Right out the gates, let me state that I am not claiming that 6.5 million kids (5-17) have been diagnosed with ADHD because of sitting still. I am saying that the "sitting still" culture across our society over so many decades has helped pigeon hole many children into believing they have a neurological disorder, when they truly do not. "Sitting still" has stigmatized our children. We need a better perspective on mental health.


First, understand humans were not designed to be sedentary. The sedentary lifestyle didn't play a heavy impact in natural selection because lazy folks get eaten by bears and they don't get to pass down their genes to the next generation. In other words, humanity has not come this far by sitting down on our butts. We are not naturally sedentary.


Since we institutionalized education and learning during the Industrial Revolution we implemented a game plan that would get young children to conform and abide in order to receive specific instructions on how to become a laborer and work on a new piece of exciting technology. This new game plan needed to execute on the idea that kids needed to be well behaved and nearly silent in order to learn this new series of content about new types of technology. Students eventually motivated themselves on the idea that they'd be privileged enough to work on one of these novel pieces of technology, if they stayed quiet, still and in their chair.


Sitting down in your own work space, given the ability to focus on your own learning and concentrate, seemed like the sensible way to go about it. And it obviously was because 300 years later we have a ton of advancement and impactful innovatioon to show for it. However, 300 years later, after technology has taken off into evolution, the ecosystem for learning has stayed relatively dormant. Yes, the classroom has not changed much in 300 years. Most classrooms are still monopolized with sitting desks, that look nearly the same they did 300 years ago. Today's classroom innovation goes as far as converting from chalk board to white board. I am not knocking the Instragram/Pinterest Teacher community, but they are limited in the resources they can use to evolve the classroom. At the end of the day, whether it's a hip bean bag or a desk, sitting down is sitting down.

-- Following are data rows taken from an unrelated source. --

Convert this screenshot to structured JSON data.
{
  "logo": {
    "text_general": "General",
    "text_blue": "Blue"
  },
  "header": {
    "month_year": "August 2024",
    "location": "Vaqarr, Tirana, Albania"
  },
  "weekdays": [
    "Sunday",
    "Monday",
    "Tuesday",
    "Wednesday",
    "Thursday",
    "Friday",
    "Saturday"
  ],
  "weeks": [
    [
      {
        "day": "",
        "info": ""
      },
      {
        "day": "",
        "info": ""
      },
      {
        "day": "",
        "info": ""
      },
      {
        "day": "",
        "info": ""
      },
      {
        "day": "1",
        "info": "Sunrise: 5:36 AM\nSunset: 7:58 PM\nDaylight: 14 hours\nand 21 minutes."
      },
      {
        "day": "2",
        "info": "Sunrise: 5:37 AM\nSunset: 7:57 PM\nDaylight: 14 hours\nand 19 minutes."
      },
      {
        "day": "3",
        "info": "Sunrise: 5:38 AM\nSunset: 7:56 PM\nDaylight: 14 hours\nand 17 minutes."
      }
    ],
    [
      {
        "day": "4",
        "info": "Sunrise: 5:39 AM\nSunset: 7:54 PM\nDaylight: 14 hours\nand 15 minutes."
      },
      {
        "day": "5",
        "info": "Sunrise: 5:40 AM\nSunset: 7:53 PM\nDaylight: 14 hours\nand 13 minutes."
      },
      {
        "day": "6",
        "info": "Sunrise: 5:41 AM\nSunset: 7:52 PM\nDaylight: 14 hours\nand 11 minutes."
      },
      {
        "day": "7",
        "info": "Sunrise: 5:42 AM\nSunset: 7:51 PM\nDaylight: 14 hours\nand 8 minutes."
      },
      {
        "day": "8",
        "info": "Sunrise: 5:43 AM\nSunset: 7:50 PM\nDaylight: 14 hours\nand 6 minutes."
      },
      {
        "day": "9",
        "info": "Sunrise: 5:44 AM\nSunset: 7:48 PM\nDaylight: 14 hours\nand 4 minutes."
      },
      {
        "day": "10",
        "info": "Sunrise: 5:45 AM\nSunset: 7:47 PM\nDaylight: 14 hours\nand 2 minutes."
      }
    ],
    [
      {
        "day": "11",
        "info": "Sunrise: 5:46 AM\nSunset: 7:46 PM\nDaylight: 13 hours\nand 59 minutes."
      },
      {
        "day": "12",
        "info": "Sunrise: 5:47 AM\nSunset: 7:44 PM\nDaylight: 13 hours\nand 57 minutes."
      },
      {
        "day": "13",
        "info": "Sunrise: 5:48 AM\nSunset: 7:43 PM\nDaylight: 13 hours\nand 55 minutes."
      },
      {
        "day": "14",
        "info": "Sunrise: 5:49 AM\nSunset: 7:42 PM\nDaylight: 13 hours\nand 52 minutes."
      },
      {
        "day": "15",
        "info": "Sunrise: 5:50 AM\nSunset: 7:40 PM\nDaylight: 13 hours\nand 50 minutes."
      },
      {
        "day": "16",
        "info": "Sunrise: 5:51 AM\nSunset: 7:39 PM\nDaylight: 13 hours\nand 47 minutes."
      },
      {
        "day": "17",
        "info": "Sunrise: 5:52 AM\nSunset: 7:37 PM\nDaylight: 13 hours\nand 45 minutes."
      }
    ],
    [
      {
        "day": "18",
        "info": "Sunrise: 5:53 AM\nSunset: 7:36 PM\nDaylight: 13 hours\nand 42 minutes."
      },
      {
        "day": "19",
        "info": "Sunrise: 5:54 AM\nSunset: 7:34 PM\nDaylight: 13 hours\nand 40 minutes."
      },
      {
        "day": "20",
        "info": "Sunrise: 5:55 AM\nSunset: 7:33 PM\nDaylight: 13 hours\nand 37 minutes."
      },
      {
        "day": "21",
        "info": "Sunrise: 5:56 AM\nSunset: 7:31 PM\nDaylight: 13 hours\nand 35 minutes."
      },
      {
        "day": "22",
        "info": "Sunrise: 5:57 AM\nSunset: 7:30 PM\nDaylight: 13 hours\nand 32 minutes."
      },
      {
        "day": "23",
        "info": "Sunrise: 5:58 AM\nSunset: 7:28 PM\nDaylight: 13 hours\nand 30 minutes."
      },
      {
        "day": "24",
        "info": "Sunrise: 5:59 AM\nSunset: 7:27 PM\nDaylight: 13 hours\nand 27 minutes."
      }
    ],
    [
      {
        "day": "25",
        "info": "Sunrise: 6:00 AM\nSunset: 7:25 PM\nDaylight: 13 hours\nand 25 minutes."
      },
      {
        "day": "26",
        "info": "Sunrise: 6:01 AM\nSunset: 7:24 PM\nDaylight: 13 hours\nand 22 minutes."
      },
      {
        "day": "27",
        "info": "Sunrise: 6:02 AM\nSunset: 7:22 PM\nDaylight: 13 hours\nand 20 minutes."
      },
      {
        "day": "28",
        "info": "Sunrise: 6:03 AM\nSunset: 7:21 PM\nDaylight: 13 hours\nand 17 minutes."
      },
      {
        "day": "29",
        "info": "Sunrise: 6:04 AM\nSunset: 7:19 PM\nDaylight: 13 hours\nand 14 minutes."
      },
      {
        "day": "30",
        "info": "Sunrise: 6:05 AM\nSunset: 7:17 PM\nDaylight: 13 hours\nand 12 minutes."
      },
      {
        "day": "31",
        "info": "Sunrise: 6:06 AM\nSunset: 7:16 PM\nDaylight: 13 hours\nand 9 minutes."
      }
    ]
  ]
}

I like to keep things simple, especially when trying to assess the big picture. So, in one case you have a classroom design that has not evolved or changed in 300 years. At the same time, you have humans who have changed and evolved quite a bit that are still being forced into that same classroom design that was invented 300 years ago. The difference is now we have 6.5 million kids with diagnosed Attention Deficit Hyperactivity Disorder. We have a huge mental health ripple effect in the constructs right now.


What should we do?